(Interface dataset entries)
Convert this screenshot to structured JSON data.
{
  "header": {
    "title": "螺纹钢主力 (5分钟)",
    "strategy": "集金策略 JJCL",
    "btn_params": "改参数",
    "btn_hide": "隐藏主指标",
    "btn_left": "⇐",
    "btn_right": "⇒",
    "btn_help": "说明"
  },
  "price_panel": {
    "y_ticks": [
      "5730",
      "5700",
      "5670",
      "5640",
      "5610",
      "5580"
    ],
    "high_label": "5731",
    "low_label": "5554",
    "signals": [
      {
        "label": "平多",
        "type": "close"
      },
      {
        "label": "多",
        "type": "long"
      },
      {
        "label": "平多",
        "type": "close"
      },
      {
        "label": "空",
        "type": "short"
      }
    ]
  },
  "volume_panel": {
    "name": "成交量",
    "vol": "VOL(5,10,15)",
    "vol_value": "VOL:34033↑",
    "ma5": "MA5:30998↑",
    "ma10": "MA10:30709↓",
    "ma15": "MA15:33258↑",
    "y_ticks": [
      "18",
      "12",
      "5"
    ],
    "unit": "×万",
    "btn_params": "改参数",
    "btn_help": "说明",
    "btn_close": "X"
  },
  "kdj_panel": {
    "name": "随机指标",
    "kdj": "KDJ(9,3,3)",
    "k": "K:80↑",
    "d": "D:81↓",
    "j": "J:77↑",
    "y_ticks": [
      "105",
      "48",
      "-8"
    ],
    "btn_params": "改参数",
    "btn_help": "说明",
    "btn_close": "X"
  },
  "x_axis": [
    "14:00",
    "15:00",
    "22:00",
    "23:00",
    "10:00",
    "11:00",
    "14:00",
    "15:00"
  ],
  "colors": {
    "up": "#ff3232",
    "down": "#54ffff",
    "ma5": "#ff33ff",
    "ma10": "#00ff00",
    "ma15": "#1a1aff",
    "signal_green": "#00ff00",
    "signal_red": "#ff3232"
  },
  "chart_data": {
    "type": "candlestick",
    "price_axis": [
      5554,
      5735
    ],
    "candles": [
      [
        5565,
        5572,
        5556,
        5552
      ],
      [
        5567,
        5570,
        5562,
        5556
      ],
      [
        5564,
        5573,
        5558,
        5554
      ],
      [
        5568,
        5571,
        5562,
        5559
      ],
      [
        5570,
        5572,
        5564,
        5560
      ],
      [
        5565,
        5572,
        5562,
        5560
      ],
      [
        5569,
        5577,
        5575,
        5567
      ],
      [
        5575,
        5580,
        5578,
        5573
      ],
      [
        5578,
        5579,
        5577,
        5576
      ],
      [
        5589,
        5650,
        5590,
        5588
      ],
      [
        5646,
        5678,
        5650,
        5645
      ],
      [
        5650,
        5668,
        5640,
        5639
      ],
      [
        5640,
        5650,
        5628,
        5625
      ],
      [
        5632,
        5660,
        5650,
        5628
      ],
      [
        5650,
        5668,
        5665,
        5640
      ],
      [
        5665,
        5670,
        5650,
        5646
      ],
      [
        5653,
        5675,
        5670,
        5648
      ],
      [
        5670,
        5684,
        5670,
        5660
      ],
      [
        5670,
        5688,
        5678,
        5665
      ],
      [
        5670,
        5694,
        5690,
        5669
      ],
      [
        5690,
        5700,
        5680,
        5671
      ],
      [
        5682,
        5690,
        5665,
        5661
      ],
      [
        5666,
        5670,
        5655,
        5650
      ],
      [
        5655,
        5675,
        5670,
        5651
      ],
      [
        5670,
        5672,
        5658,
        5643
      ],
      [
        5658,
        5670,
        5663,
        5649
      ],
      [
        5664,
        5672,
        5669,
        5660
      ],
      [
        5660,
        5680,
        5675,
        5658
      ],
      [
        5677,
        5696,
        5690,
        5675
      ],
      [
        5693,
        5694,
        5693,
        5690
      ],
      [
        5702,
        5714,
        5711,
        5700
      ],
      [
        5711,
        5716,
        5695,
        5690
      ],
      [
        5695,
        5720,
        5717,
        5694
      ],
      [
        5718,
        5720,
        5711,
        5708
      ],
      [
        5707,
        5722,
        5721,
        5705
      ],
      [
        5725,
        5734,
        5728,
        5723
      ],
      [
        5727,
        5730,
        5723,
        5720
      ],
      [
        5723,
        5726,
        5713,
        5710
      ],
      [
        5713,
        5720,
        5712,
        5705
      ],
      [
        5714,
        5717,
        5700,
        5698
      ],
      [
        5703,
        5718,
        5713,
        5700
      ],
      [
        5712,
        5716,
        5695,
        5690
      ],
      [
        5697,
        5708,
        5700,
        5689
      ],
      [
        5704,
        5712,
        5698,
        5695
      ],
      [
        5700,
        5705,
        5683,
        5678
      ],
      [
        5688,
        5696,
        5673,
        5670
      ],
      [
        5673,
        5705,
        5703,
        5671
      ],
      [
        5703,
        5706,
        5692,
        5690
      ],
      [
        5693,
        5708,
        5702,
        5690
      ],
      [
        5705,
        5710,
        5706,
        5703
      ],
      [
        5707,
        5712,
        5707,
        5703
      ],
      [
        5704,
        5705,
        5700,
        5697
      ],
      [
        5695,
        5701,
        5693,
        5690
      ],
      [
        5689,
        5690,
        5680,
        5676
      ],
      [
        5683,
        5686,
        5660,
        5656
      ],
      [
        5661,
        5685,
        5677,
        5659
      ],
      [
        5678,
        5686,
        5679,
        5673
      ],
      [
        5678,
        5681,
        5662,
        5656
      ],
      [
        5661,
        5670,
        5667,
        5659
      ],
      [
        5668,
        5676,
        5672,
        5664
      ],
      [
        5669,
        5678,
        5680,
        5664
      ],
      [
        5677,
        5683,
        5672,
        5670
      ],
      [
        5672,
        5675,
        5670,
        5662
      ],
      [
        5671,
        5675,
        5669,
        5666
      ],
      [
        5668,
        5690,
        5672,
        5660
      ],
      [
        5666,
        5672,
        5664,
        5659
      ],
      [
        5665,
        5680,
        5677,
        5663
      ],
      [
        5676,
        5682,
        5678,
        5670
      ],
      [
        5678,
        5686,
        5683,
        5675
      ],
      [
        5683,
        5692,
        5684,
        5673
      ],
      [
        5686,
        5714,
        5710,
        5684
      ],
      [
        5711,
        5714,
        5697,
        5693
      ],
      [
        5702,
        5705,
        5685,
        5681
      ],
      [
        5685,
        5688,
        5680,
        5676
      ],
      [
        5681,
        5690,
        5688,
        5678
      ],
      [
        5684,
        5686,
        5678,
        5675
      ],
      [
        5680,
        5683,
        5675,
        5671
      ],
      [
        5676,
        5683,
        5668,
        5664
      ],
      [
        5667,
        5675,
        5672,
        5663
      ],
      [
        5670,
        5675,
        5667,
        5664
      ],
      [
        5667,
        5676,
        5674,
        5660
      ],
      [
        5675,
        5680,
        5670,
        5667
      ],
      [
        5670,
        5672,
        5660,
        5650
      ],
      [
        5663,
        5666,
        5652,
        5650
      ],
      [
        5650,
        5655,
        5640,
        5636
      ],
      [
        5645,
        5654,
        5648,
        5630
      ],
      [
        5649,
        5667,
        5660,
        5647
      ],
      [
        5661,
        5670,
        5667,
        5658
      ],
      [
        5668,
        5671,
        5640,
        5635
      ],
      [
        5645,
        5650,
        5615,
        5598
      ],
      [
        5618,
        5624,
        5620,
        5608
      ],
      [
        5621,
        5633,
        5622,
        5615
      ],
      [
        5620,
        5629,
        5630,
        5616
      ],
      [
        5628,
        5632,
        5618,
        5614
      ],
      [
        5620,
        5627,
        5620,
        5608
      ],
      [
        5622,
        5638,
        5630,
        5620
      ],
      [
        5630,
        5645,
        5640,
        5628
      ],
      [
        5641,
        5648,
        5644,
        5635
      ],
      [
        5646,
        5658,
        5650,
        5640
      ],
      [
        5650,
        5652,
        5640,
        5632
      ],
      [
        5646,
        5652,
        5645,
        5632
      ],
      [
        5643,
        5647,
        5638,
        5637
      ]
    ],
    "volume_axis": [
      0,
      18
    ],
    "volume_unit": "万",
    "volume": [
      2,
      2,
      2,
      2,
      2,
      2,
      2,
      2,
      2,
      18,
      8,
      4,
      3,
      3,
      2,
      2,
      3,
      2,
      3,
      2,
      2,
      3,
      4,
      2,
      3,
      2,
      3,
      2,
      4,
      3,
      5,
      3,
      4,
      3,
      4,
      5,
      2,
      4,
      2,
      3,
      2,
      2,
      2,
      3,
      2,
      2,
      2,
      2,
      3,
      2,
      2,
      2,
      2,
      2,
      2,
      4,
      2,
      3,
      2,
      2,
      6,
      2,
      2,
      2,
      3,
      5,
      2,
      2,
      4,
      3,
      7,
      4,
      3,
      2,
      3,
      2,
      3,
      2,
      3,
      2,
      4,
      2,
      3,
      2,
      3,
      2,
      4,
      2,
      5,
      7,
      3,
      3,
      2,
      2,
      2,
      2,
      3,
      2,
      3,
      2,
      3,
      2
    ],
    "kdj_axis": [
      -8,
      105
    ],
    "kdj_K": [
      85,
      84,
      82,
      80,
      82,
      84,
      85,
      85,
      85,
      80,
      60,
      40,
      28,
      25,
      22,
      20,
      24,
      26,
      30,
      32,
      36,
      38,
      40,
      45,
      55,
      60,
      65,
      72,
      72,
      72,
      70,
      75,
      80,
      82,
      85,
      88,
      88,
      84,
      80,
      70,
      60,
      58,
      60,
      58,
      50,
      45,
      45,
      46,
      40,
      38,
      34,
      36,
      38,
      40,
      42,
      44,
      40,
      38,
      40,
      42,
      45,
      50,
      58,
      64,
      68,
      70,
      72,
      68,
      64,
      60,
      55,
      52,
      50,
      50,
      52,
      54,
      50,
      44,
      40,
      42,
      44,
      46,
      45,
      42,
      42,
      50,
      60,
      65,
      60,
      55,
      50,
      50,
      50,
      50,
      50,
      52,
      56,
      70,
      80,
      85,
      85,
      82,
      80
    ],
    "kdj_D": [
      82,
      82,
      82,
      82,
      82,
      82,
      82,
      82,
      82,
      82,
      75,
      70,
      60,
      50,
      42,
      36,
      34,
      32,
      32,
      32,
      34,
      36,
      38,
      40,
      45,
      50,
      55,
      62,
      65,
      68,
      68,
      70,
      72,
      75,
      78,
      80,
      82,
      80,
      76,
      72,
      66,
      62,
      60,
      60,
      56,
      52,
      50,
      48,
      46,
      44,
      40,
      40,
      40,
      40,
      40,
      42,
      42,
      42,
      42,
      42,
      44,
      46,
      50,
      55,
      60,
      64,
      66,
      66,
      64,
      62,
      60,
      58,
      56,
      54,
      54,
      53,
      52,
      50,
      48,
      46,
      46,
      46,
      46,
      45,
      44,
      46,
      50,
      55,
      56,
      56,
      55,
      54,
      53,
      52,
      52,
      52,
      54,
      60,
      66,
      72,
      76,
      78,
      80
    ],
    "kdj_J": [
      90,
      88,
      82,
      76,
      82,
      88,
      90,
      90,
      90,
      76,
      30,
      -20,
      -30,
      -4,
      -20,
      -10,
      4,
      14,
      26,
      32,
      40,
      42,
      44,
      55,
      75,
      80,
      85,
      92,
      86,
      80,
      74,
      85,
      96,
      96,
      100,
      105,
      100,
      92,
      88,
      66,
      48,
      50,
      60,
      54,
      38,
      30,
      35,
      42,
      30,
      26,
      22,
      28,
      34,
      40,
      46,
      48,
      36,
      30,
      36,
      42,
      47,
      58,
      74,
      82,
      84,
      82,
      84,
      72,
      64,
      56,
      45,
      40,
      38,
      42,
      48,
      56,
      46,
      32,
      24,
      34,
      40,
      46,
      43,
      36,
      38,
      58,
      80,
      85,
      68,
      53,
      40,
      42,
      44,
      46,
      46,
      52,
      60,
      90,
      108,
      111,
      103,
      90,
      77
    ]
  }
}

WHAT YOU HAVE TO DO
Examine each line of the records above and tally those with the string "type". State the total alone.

EXERCISE RESPONSE
5